◆ **Source records**:
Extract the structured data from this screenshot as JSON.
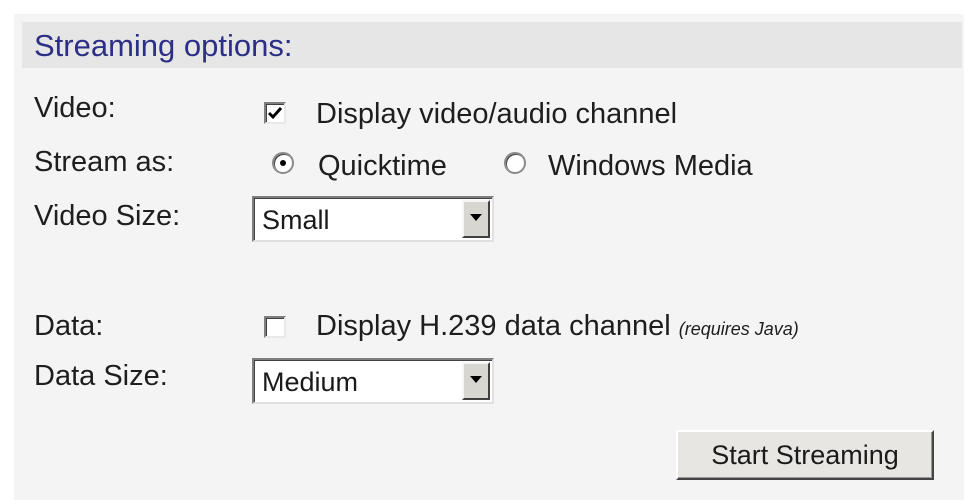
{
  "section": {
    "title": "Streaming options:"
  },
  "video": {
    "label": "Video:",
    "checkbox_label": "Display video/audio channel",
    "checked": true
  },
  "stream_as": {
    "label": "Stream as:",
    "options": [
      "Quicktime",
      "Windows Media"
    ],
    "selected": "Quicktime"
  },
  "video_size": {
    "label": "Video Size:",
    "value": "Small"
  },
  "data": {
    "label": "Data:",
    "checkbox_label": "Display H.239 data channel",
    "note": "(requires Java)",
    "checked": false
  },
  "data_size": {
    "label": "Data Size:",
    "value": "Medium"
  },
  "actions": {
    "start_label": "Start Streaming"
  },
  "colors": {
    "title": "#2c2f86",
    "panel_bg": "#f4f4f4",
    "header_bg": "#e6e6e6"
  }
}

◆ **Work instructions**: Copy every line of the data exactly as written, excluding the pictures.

◆ **Problem solution**:
Extract the structured data from this screenshot as JSON.
{
  "section": {
    "title": "Streaming options:"
  },
  "video": {
    "label": "Video:",
    "checkbox_label": "Display video/audio channel",
    "checked": true
  },
  "stream_as": {
    "label": "Stream as:",
    "options": [
      "Quicktime",
      "Windows Media"
    ],
    "selected": "Quicktime"
  },
  "video_size": {
    "label": "Video Size:",
    "value": "Small"
  },
  "data": {
    "label": "Data:",
    "checkbox_label": "Display H.239 data channel",
    "note": "(requires Java)",
    "checked": false
  },
  "data_size": {
    "label": "Data Size:",
    "value": "Medium"
  },
  "actions": {
    "start_label": "Start Streaming"
  },
  "colors": {
    "title": "#2c2f86",
    "panel_bg": "#f4f4f4",
    "header_bg": "#e6e6e6"
  }
}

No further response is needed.